October Volunteer Spotlight - Chelsea Renz


By: Raven Hamilton, Communications Assistant

Chelsea Renz is a truly remarkable volunteer and an outstanding relatable role model! Chelsea began volunteering with Girls Empowerment Network in Fall 2018 and has served as a weekly Girl Connect volunteer since then. Each Program Coordinator she’s worked with has remarked on how kind, enthusiastic, and inclusive Chelsea is when working with girls. It’s been a joy to have Chelsea volunteer with our school-based programming and at our monthly Volunteer Nights, and we’re so appreciative of her bright spirit! – Brittany Yelverton, Director of Community Engagement

What’s a major problem that you see girls facing today?

            I feel like one major problem girls are facing is the change in interaction with technology. Our parents, and even my generation, didn’t grow up with technology as accessible or as prevalent. We are just now seeing the negative effects of technology on developing brains, and I continue to encourage my own family and friends to learn to limit technology.

If you could go back in time and talk to your middle school self, what advice would you give her and why?
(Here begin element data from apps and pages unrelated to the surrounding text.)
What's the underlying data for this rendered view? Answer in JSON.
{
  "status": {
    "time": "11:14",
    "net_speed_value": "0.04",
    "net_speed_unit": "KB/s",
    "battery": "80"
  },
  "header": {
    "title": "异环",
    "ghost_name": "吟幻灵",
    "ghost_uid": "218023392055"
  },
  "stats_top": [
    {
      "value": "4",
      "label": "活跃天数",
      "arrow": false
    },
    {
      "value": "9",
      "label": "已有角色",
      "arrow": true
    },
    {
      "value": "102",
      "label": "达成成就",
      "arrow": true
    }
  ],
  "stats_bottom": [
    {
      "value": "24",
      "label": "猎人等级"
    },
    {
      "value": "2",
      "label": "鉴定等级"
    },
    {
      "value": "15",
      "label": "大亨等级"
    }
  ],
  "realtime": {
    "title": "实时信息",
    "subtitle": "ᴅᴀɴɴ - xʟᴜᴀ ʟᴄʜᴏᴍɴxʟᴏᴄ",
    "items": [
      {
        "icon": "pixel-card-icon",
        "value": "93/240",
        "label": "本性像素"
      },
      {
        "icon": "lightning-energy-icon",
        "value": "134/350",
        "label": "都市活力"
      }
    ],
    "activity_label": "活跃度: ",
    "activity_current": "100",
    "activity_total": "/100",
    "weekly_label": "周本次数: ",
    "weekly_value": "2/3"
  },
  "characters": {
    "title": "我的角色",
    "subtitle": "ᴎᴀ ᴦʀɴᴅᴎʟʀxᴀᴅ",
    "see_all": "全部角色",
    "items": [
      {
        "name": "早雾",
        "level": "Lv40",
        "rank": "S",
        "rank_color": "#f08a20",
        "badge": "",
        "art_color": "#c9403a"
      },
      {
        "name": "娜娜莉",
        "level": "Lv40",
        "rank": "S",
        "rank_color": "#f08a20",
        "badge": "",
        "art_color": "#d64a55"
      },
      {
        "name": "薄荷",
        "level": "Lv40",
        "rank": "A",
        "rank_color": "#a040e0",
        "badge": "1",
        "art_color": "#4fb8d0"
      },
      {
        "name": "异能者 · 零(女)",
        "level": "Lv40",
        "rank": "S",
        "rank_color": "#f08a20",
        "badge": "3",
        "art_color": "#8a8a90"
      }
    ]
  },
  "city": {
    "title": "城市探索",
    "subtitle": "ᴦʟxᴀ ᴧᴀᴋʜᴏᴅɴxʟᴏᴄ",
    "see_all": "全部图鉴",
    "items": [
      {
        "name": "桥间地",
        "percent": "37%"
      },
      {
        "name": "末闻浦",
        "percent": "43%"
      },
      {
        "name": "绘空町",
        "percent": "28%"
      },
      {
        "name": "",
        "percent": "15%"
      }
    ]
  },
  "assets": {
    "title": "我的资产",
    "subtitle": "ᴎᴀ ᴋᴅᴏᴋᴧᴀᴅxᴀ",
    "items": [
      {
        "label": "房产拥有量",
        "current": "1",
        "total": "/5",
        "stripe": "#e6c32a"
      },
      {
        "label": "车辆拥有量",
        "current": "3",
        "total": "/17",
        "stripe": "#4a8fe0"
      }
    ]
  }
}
            I would want to know that everyone else is just as self-conscious and scared and weird as I am. It wasn’t until I was much older that I started accepting who I was and all of my quirks. I feel like I would’ve been more confident, which would’ve translated to other parts of my life.

Looking back, what advice did you need to hear?

            Everything will be alright. I used to worry about everything as a kid and young woman, but as I grow older, in my 24-year-old wisdom, I start to realize I need to worry less and enjoy every day.

What is your definition of a girl boss?

            A girl boss is someone who is confident and speaks her mind because she knows she is strong, independent, and intelligent.

What motivates you to empower young girls?

            When I was in 1st grade, my mom went back to school with a 1-year-old baby and two elementary aged kids. Every night, she would come home from work and start her schoolwork while balancing her job and kids. She inspired me to be fearless in the pursuit of my dreams, and to work hard even when the cards are stacked against me. Despite my crazy dreams, she’s always there to tell me I can do whatever I want, and I want to be that for other young girls.

Can you tell me about an experience you had while volunteering that resonated with you?

            While working with a middle school group, I loved watching the girls emerge from their shells. One of the girls who was very quiet started showing how powerful she was. One group, she talked about how important it is for her to focus on her academics and even brought up how she wants to focus on her career rather than building a family. It was so unexpected, but such a powerful moment.

Why do you think Girl Connect is so vital to the development of girls?

            Girl Connect creates a safe space where experiences, strong women can connect with young girls to facilitate critical conversations about issues facing them.

What is it that caught your attention about Girls Empowerment Network and made you want to volunteer?

            I love how organized and research based it is. I believe in flexible, adaptable curriculum because every group is different. For example, my elementary aged group required more confidence building and emotional learning whereas my middle school group could discuss issues of body image and social media more deeply.

Natalie deLeonRenz